San Sebastiano fuori le mura (Saint Sebastian outside the walls) was built originally in the first half of the 4th century. The basilica is dedicated to St. Sebastian, a popular Roman martyr of the 3rd century. 'Fuori le mura' refers to the fact that the church is built outside the Aurelian Walls, and is used to differentiate the basilica from the church of San Sebastiano al Palatino on the Palatine Hill.
The church is built above one of Rome's famous catacombs or underground cemeteries, and in fact the word 'catacomb' comes from this site. According to the founding tradition, in 258, during the Valerian persecutions, the catacombs were temporarily used as place of sepulture of two other saints martyred in Rome, Peter and Paul, whose remains were later transferred to the two basilicas carrying their names: whence the original dedication of the church, Basilica Apostolorum ('Basilica of the Apostles'). The dedication to Sebastian dates to the 9th century.
Sebastian's remains were moved here around 350. They were transferred to St. Peter's in 826, fearing a Saracen assault: the latter, in fact, materialized, and the church was destroyed. The building was refounded under Pope Nicholas I (858–867), while the martyr's altar was reconsecrated by Honorius III (1216–1227), by request of the Cistercians, who had received the place. In the 13th century the arcade of the triple nave was walled in.

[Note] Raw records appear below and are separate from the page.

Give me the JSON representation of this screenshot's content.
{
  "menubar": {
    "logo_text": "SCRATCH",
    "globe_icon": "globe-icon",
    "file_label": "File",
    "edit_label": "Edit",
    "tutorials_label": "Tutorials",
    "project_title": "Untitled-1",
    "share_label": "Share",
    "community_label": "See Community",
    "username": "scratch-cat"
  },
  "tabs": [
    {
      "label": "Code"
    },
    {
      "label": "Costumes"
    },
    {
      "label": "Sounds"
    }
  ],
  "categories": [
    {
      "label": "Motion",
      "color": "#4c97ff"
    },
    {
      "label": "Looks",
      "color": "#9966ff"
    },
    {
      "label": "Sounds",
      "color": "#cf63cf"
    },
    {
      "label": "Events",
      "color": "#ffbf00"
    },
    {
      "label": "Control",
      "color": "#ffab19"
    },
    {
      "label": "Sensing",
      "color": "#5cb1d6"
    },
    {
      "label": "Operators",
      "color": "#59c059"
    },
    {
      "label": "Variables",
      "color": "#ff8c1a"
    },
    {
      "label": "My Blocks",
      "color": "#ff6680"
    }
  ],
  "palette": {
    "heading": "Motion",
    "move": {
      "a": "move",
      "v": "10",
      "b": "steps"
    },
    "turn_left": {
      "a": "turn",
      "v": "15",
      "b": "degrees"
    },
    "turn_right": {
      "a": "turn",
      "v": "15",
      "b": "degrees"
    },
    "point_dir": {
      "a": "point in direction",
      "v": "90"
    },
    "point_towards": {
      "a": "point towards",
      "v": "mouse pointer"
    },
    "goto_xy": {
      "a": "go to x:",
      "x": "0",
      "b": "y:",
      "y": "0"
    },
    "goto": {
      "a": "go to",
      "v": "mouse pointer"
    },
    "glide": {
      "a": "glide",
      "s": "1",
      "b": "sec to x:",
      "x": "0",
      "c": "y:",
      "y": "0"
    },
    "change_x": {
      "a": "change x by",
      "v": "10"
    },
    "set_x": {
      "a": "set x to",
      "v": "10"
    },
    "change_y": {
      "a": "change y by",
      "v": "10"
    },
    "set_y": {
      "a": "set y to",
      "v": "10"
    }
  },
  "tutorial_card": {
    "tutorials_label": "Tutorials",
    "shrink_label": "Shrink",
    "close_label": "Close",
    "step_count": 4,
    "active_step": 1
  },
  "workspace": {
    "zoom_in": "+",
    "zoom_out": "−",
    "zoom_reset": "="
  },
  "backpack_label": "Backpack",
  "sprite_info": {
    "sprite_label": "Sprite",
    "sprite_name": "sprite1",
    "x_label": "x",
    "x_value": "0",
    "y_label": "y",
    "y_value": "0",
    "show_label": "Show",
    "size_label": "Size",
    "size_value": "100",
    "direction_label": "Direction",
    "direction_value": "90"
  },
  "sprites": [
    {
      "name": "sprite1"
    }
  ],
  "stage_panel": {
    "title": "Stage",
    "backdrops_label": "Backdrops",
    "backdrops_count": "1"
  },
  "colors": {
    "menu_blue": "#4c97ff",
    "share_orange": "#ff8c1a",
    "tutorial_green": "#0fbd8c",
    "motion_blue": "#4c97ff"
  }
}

The current edifice is largely a 17th-century construction, commissioned by Cardinal Scipione Borghese in 1609 from Flaminio Ponzio and, after Ponzio's death in 1613, entrusted to Giovanni Vasanzio, who completed it.
The statue of St Sebastian at the altar in the first chapel on the left is by Giuseppe Giorgetti. The Chapel of Relics, located directly across the nave, houses a stone allegedly imprinted with the footprints of Jesus related to the episode of 'Quo vadis?' in the apocryphal Acts of Peter; and one of the arrows which struck St Sebastian together with part of the column to which he was tied during the martyrdom. Noteworthy is the Albani Chapel (built 1716) and designed by Carlo Maratta, Alessandro Specchi, Filippo Barigioni and Carlo Fontana; commissioned by Pope Clement XI; and dedicated to Pope Fabian. Fabian had been Bishop of Rome during the persecution of Decius. Flanking the altar, busts of Saints Peter and Paul by Nicolò Cordier recall the first dedication of the basilica.References:
Roman Walls of Lugo are an exceptional architectural, archaeological and constructive legacy of Roman engineering, dating from the 3rd and 4th centuries AD. The Walls are built of internal and external stone facings of slate with some granite, with a core filling of a conglomerate of slate slabs and worked stone pieces from Roman buildings, interlocked with lime mortar.
Their total length of 2117 m in the shape of an oblong rectangle occupies an area of 1.68 ha. Their height varies between 8 and 10 m, with a width of 4.2 m, reaching 7 m in some specific points. The walls still contain 85 external towers, 10 gates (five of which are original and five that were opened in modern times), four staircases and two ramps providing access to the walkway along the top of the walls, one of which is internal and the other external. Each tower contained access stairs leading from the intervallum to the wall walk of town wall, of which a total of 21 have been discovered to date.
The defences of Lugo are the most complete and best preserved example of Roman military architecture in the Western Roman Empire.
Despite the renovation work carried out, the walls conserve their original layout and the construction features associated with their defensive purpose, with walls, battlements, towers, fortifications, both modern and original gates and stairways, and a moat.
Since they were built, the walls have defined the layout and growth of the city, which was declared a Historical-Artistic Ensemble in 1973, forming a part of it and becoming an emblematic structure that can be freely accessed to walk along. The local inhabitants and visitors alike have used them as an area for enjoyment and as a part of urban life for centuries.
The fortifications were added to UNESCO"s World Heritage List in late 2000 and are a popular tourist attraction.